An inquest into the sudden death of the Irish broadcaster Gerry Ryan has heard that traces of cocaine found in his system were the likely cause of his death.
Father-of-five, Gerry Ryan , who hosted a hugely popular Irish radio program, died suddenly earlier this year of a suspected heart attack. The 53-year-old was found dead in his apartment in Dublin on April 30th.
Coroner Eamon Lean said that Ryan's heart was normal when he carried out the post mortem examination. However toxicology tests later revealed that traces of cocaine were found in his system. He said that cocaine was the likely trigger to a cardiac arrhythmia that resulted in his death.
When questioned by Barrister Brendan Grehan, Dr Lean said that the levels of cocaine detected were very low. He added that cocaine is an unpredictable drug that does not have to be taken in high doses to have a severe impact.
The Dublin City Coroner Brian Farrell has recorded a verdict of death by misadventure.
Earlier, Mr Ryan's former partner , Melanie Verwoerd,denied that he had used cocaine in the hours before his death.
When asked by the coroner if "cocaine was ever an issue", Ms Verwoerd replied “absolutely not”.
She said that one of the ground rules of their relationship was that drugs were unacceptable. She was insistent that in the two years the couple were together nothing had been used.
Ms Verwoerd said that the strain of finalizing his separation from his wife, as well of enormous pressure from his job in RTE had begun to take a toll on Mr Ryan. As a result he was constantly waking in the middle of the night feeling very unwell.
She said the broadcaster had told her he was 'totally banjaxed'.
Speaking after the verdict in Dublin, Ms Verwoerd said she believes her partner had kept his promise not to use drugs until the night of his death and added that the toxicology report had come as a huge shock to her.
Mr Ryan's former wife Morah and his son Rex were also present at the inquest. In a statement released after the inquest she said that even as a broadcaster, her husband had struggled to communicate.
She said: “If today is to mean something, it is to offer encouragement. If it is to have a message it is that there is always someone to share your problem with, someone to offer professional advice and someone to shine light into your life when you need it most.
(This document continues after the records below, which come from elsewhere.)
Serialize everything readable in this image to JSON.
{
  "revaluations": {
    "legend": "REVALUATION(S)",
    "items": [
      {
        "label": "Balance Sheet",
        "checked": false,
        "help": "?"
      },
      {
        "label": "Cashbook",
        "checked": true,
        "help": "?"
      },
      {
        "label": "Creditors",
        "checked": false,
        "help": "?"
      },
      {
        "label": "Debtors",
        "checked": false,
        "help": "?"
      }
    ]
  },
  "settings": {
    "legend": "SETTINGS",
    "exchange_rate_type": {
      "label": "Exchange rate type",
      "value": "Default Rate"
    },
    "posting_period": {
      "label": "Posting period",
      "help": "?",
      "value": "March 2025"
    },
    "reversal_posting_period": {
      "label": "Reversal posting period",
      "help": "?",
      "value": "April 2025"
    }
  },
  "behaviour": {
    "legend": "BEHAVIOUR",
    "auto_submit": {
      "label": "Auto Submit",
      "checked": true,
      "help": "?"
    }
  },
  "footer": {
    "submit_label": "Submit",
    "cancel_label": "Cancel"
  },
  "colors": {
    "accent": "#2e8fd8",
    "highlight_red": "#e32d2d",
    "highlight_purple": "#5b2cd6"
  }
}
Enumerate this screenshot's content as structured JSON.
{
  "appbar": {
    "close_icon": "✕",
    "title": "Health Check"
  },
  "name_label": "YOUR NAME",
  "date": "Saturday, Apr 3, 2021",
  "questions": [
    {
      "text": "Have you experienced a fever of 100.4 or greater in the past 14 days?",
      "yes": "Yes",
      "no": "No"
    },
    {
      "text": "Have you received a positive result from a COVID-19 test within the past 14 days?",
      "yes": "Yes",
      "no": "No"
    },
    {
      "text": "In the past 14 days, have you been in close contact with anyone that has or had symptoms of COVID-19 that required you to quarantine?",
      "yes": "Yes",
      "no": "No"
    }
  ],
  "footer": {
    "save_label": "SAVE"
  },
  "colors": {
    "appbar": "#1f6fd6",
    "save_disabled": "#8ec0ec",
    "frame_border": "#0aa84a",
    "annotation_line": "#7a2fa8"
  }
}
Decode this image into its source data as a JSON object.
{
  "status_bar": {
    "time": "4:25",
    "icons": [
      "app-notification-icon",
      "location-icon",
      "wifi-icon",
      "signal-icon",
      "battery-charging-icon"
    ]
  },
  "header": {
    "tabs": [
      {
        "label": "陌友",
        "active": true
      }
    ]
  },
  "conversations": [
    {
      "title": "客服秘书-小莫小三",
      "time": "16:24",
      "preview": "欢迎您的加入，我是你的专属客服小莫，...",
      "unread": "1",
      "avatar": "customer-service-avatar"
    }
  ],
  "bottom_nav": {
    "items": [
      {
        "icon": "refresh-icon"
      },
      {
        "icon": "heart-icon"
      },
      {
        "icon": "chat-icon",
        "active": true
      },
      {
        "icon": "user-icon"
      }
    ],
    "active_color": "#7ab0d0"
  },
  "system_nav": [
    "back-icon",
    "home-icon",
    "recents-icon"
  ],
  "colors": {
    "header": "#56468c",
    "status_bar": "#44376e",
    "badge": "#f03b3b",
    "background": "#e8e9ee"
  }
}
“There is always someone to ask. That is the simple message Gerard would have dearly wished from today.”